App and web page records
= Beginning of Section =

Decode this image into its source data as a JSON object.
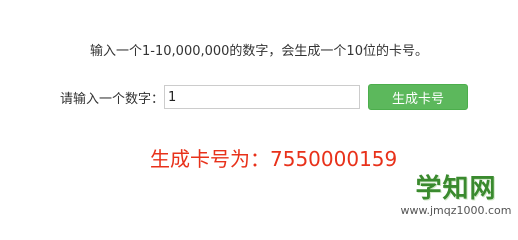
{
  "instruction": "输入一个1-10,000,000的数字，会生成一个10位的卡号。",
  "form": {
    "label": "请输入一个数字：",
    "input_value": "1",
    "button_label": "生成卡号"
  },
  "result": {
    "text": "生成卡号为：7550000159"
  },
  "watermark": {
    "title": "学知网",
    "url": "www.jmqz1000.com"
  }
}
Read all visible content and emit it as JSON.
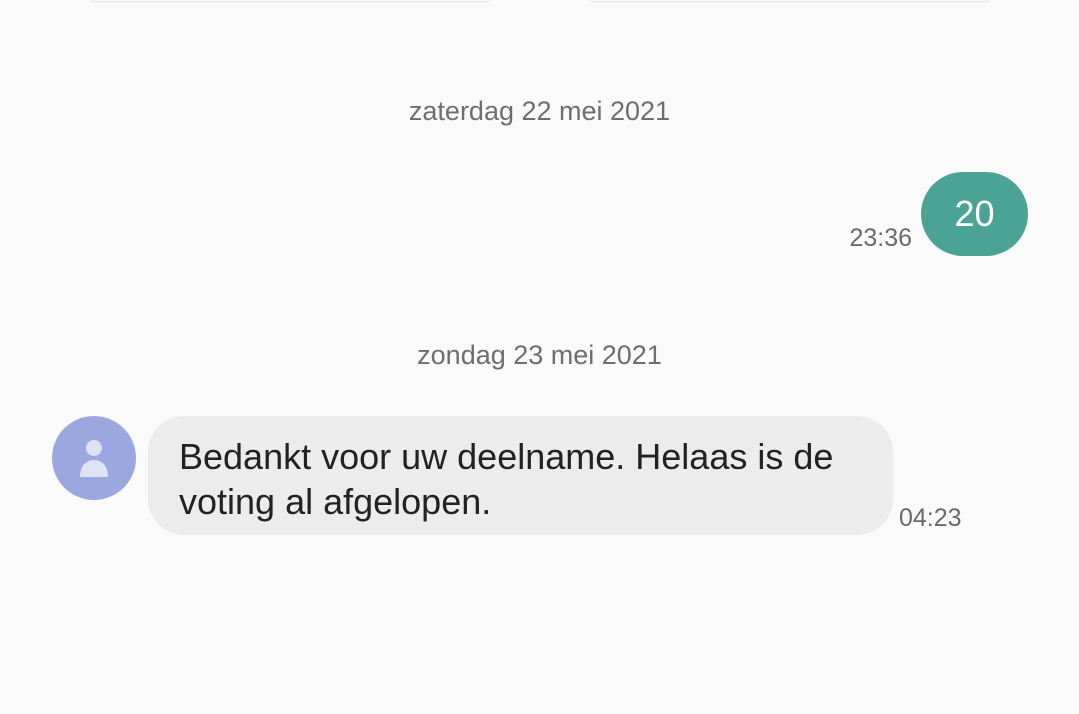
{
  "conversation": {
    "date_1": "zaterdag 22 mei 2021",
    "date_2": "zondag 23 mei 2021",
    "messages": [
      {
        "direction": "sent",
        "text": "20",
        "time": "23:36"
      },
      {
        "direction": "received",
        "text": "Bedankt voor uw deelname. Helaas is de voting al afgelopen.",
        "time": "04:23"
      }
    ]
  },
  "icons": {
    "avatar": "contact-avatar-icon"
  },
  "colors": {
    "background": "#fafafa",
    "sent_bubble": "#4aa394",
    "received_bubble": "#ececec",
    "avatar": "#9aa8df",
    "date_text": "#6e6e6e",
    "time_text": "#6a6a6a"
  }
}
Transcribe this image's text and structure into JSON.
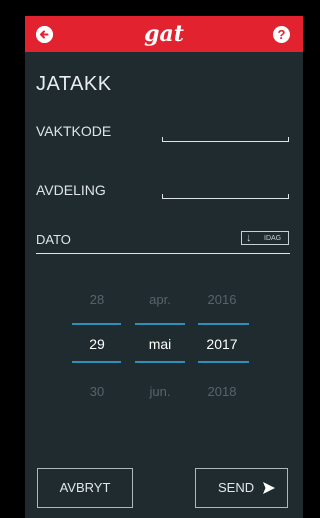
{
  "header": {
    "logo": "gat",
    "back_icon": "arrow-left-icon",
    "help_icon": "question-icon",
    "accent_color": "#e3222f"
  },
  "page": {
    "title": "JATAKK"
  },
  "form": {
    "vaktkode_label": "VAKTKODE",
    "vaktkode_value": "",
    "avdeling_label": "AVDELING",
    "avdeling_value": "",
    "dato_label": "DATO",
    "idag_label": "IDAG",
    "idag_icon": "arrow-down-icon"
  },
  "date_picker": {
    "day": {
      "prev": "28",
      "selected": "29",
      "next": "30"
    },
    "month": {
      "prev": "apr.",
      "selected": "mai",
      "next": "jun."
    },
    "year": {
      "prev": "2016",
      "selected": "2017",
      "next": "2018"
    },
    "selected_line_color": "#2f8fb4"
  },
  "actions": {
    "cancel_label": "AVBRYT",
    "send_label": "SEND",
    "send_icon": "send-icon"
  }
}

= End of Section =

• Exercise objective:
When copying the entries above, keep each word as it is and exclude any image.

• Task answer:
Decode this image into its source data as a JSON object.
{
  "instruction": "输入一个1-10,000,000的数字，会生成一个10位的卡号。",
  "form": {
    "label": "请输入一个数字：",
    "input_value": "1",
    "button_label": "生成卡号"
  },
  "result": {
    "text": "生成卡号为：7550000159"
  },
  "watermark": {
    "title": "学知网",
    "url": "www.jmqz1000.com"
  }
}
Read all visible content and emit it as JSON.
{
  "conversation": {
    "date_1": "zaterdag 22 mei 2021",
    "date_2": "zondag 23 mei 2021",
    "messages": [
      {
        "direction": "sent",
        "text": "20",
        "time": "23:36"
      },
      {
        "direction": "received",
        "text": "Bedankt voor uw deelname. Helaas is de voting al afgelopen.",
        "time": "04:23"
      }
    ]
  },
  "icons": {
    "avatar": "contact-avatar-icon"
  },
  "colors": {
    "background": "#fafafa",
    "sent_bubble": "#4aa394",
    "received_bubble": "#ececec",
    "avatar": "#9aa8df",
    "date_text": "#6e6e6e",
    "time_text": "#6a6a6a"
  }
}
Transcribe this image's text and structure into JSON.
{
  "header": {
    "logo": "gat",
    "back_icon": "arrow-left-icon",
    "help_icon": "question-icon",
    "accent_color": "#e3222f"
  },
  "page": {
    "title": "JATAKK"
  },
  "form": {
    "vaktkode_label": "VAKTKODE",
    "vaktkode_value": "",
    "avdeling_label": "AVDELING",
    "avdeling_value": "",
    "dato_label": "DATO",
    "idag_label": "IDAG",
    "idag_icon": "arrow-down-icon"
  },
  "date_picker": {
    "day": {
      "prev": "28",
      "selected": "29",
      "next": "30"
    },
    "month": {
      "prev": "apr.",
      "selected": "mai",
      "next": "jun."
    },
    "year": {
      "prev": "2016",
      "selected": "2017",
      "next": "2018"
    },
    "selected_line_color": "#2f8fb4"
  },
  "actions": {
    "cancel_label": "AVBRYT",
    "send_label": "SEND",
    "send_icon": "send-icon"
  }
}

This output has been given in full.